Stored data entries:
=====
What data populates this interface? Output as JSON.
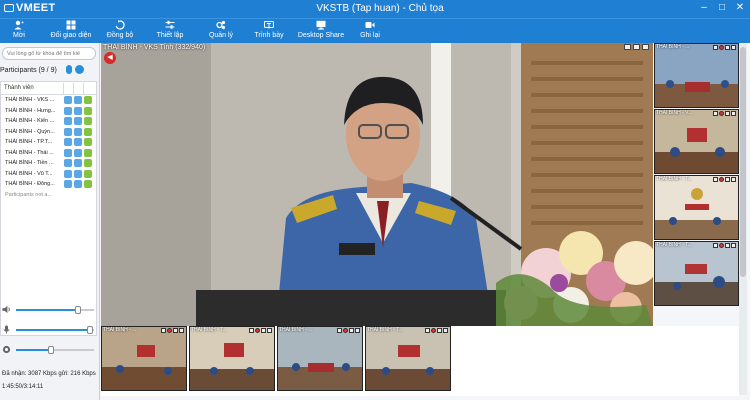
{
  "app": {
    "logo": "VMEET",
    "window_title": "VKSTB (Tap huan) - Chủ tọa"
  },
  "window_controls": [
    "–",
    "□",
    "✕"
  ],
  "toolbar": [
    {
      "label": "Mời",
      "icon": "invite-icon"
    },
    {
      "label": "Đổi giao diện",
      "icon": "layout-icon"
    },
    {
      "label": "Đồng bộ",
      "icon": "sync-icon"
    },
    {
      "label": "Thiết lập",
      "icon": "settings-sliders-icon"
    },
    {
      "label": "Quản lý",
      "icon": "manage-icon"
    },
    {
      "label": "Trình bày",
      "icon": "present-icon"
    },
    {
      "label": "Desktop Share",
      "icon": "desktop-share-icon"
    },
    {
      "label": "Ghi lại",
      "icon": "record-icon"
    }
  ],
  "left": {
    "search_placeholder": "Vui lòng gõ từ khóa để tìm kiế",
    "participants_title": "Participants (9 / 9)",
    "list_header": "Thành viên",
    "participants": [
      "THÁI BÌNH - VKS ...",
      "THÁI BÌNH - Hưng...",
      "THÁI BÌNH - Kiến ...",
      "THÁI BÌNH - Quỳn...",
      "THÁI BÌNH - TP.T...",
      "THÁI BÌNH - Thái ...",
      "THÁI BÌNH - Tiền ...",
      "THÁI BÌNH - Vũ T...",
      "THÁI BÌNH - Đông..."
    ],
    "not_added_note": "Participants not a...",
    "speaker_volume": 0.8,
    "mic_volume": 0.95,
    "camera_level": 0.45,
    "stats": "Đã nhận: 3087 Kbps gửi: 216 Kbps",
    "timer": "1:45:50/3:14:11"
  },
  "main_video": {
    "label": "THÁI BÌNH - VKS Tỉnh (332/940)"
  },
  "right_thumbs": [
    {
      "label": "THÁI BÌNH - ..."
    },
    {
      "label": "THÁI BÌNH - V..."
    },
    {
      "label": "THÁI BÌNH - T..."
    },
    {
      "label": "THÁI BÌNH - T..."
    }
  ],
  "bottom_thumbs": [
    {
      "label": "THÁI BÌNH - ..."
    },
    {
      "label": "THÁI BÌNH - T..."
    },
    {
      "label": "THÁI BÌNH - ..."
    },
    {
      "label": "THÁI BÌNH - T..."
    }
  ]
}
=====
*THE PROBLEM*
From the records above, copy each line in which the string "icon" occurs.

*EXERCISE RESULT*
      "icon": "invite-icon"
      "icon": "layout-icon"
      "icon": "sync-icon"
      "icon": "settings-sliders-icon"
      "icon": "manage-icon"
      "icon": "present-icon"
      "icon": "desktop-share-icon"
      "icon": "record-icon"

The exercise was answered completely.